With a five win-one loss record in the match racing on the RC44 Cascais Cup’s opening day, Torbjörn Törnqvist’s Artemis Racing has pulled up on to the same points as Team Nika, overall leader in the RC44’s match racing championship for 2016.
With joint leaders, the match racing contest that rolls from event to event on the RC44 circuit, could not be closer going into the final event of the season, in Malta in November.
Today Principal Race Officer, Peter Reggio, set up the match racing course directly south of the Marina de Cascais, rather than heading west towards Cabo Roso and the Atlantic swell for which racing off Cascais is famous. Off downtown Cascais, the breeze started as a 12 knot offshore northerly, but built through the afternoon, shifting significantly throughout each race, often in each leg. Nonetheless seven flights were dispatched in record time, the schedule competed in just three and a half hours.
On Artemis Racing, Sarah Gunderson was sharing helming duties with tactician Francesco Bruni. The one match they dropped was against Igor Lah’s Team CEEREF. This proved their toughest race of the day.
“It was really close and we had a nice tacking duel on the second beat and there were lots of calls and flags, but they were all green,” recounted Bruni. “We were a little disappointed with some of those calls, but we have to accept the umpire calls and keep racing. So that is what we did and the guys did a fantastic job on the boat and we were really fast all around the course.”
Bronenosec Sailing Team came close to having a similar result to Artemis Racing, but a two point penalty for a start line collision spoiled the day for Vladimir Liubomirov’s team. In its match against Nico Poons’ Charisma, the Russian team was penalised initially after they were successfully hooked by Charisma second before the start.

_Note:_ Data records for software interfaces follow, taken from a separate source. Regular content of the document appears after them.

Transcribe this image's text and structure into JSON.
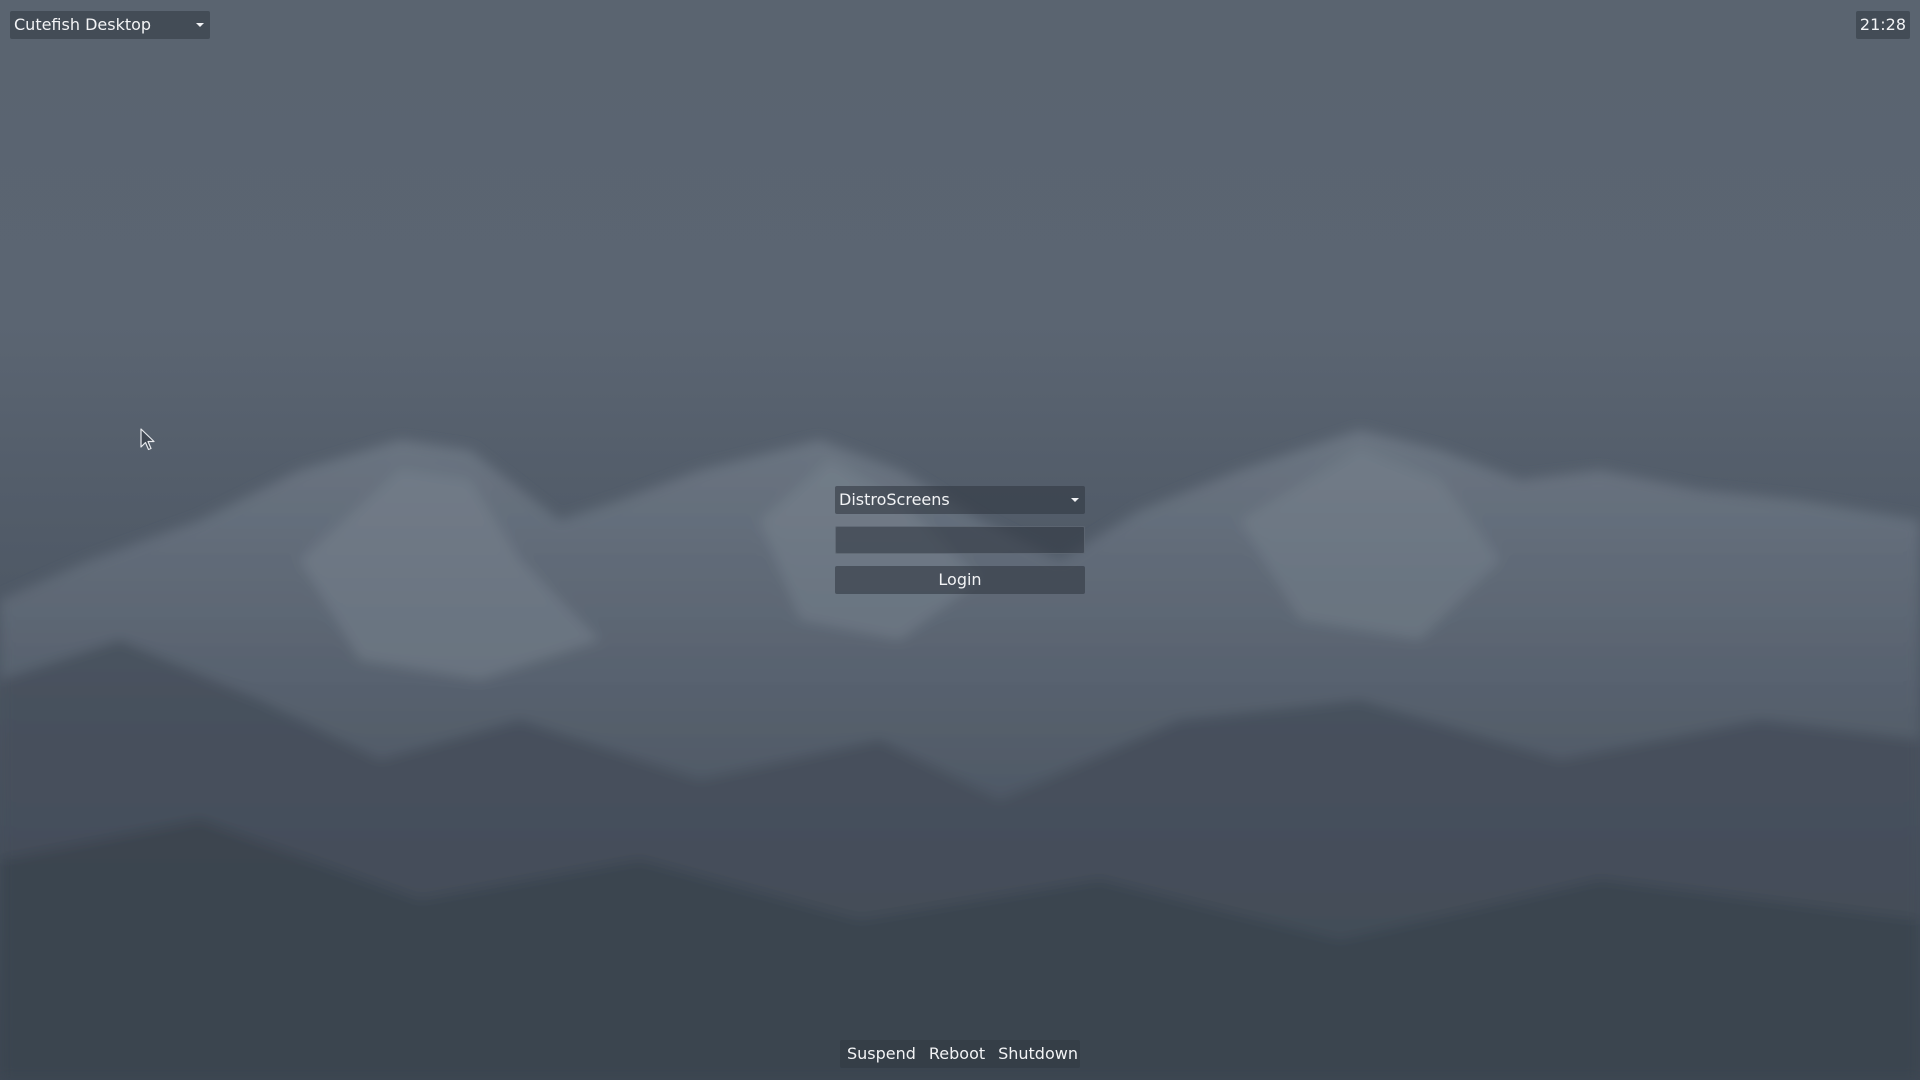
{
  "session": {
    "selected": "Cutefish Desktop"
  },
  "clock": {
    "time": "21:28"
  },
  "login": {
    "user_selected": "DistroScreens",
    "password_value": "",
    "login_label": "Login"
  },
  "power": {
    "suspend_label": "Suspend",
    "reboot_label": "Reboot",
    "shutdown_label": "Shutdown"
  },
  "icons": {
    "cursor": "mouse-pointer-icon",
    "dropdown": "chevron-down-icon"
  }
}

On tacking away Bronenosec’ transom collided with Charisma’s hull and due to the RC44 class’ strict regime on avoiding contact between boats, she was docked two points.
Bronenosec’s most exceptional sailing display came in its first match against Peninsula Petroleum. In this they were leading, but down a penalty (for hitting the weather mark when a gust hit). Instead of finishing, Bronenosec sailed beyond the line, was able to carry out its turn and return to finish in front and exhonerating, despite attempts by Peninsula Peninsula Petroleum to prevent this.

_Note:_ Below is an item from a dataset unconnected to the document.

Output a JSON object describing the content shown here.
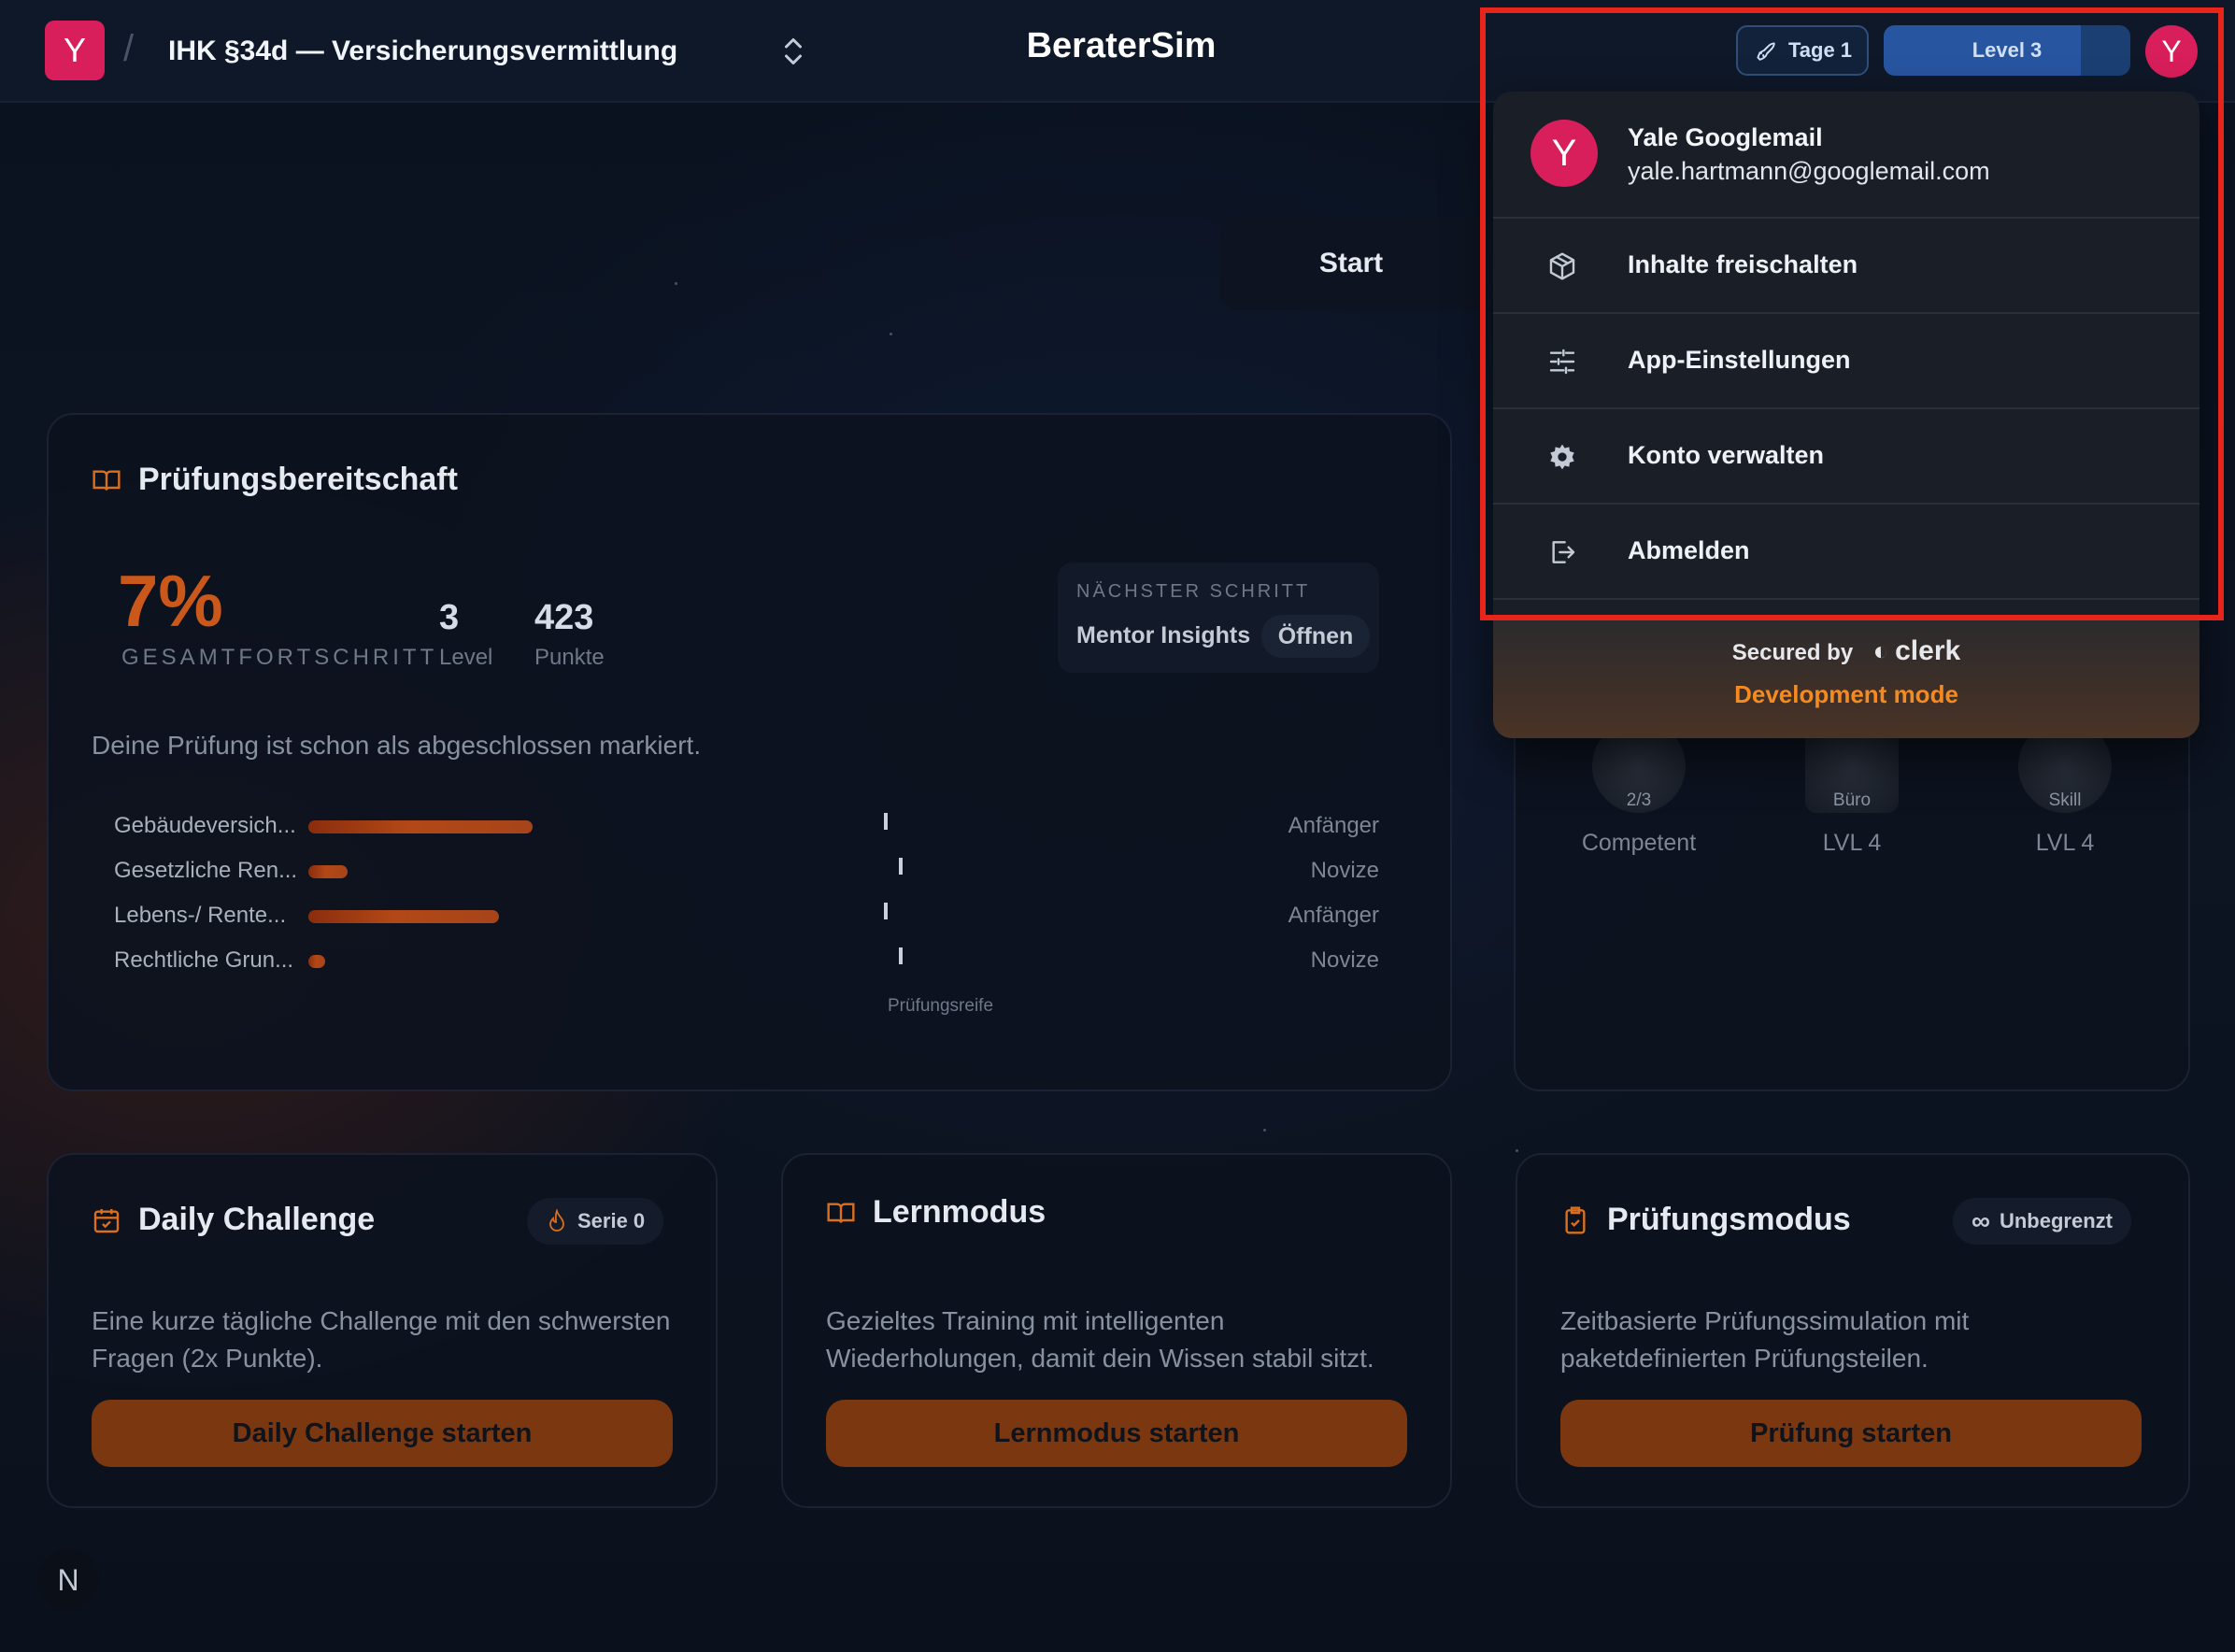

Match Racing Championship leader, Vladimir Prosikhin’s Team Nika today won four and lost two. “It was not very easy, honestly speaking,” said Prosikhin. “There was some swell and it made the tacks a bit tricky and sometimes we didn’t accelerate fast enough. Otherwise it was fun racing with big shifts.”
The usual heavyweight bout with Bronenosec was a disappointing one. Team Nika clearly won the start, however they ended up losing the match, as tactician Ed Baird described it: “The boat behind us [Bronenosec] got some magic breeze and sailed up and around us on the windward leg...”

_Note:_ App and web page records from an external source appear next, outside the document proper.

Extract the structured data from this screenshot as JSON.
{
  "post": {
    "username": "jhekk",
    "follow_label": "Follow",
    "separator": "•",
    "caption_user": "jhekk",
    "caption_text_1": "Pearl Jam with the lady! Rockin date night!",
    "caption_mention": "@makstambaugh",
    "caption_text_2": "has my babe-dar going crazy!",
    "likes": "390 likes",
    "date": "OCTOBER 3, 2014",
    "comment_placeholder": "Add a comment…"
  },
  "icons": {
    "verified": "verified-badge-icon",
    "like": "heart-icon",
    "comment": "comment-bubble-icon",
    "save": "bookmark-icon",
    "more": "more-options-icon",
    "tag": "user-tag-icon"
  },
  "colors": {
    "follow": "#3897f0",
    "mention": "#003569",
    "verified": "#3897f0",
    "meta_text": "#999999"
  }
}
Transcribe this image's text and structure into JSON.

For Igor Lah’s Team CEEREF it was a day of two halves, as British tactician Adrian Stead explained: “In the first two races, we didn’t execute our spinnaker hoists and drops very well. We were trying to gybe set and we didn’t get it right. We had a little stop to think about it.” They pulled out of their second match against Charisma after the drop line on their A3 spinnaker got into the mother of all tangles and spent the next flight (when they were on a bye) regrouping. “Then we came back with four wins out of four. Igor did a great job especially in the race against Artemis.”
“That was extremely exciting in the pre-start,” agreed Lah of that match in which the two boats spent a prolonged period circling.
If Bronenosec is licking its wounds tonight, a man trying to keep his head is Viktor Filippov, on Black Water. After a good start in the Russian team’s second match against Team Nika, their unfortunate grinder fell out of the boat…for the second time in two days, believed to be an RC44 record.
Fleet racing at the RC44 Cascais Cup starts tomorrow at 1200 and continues for the next four days.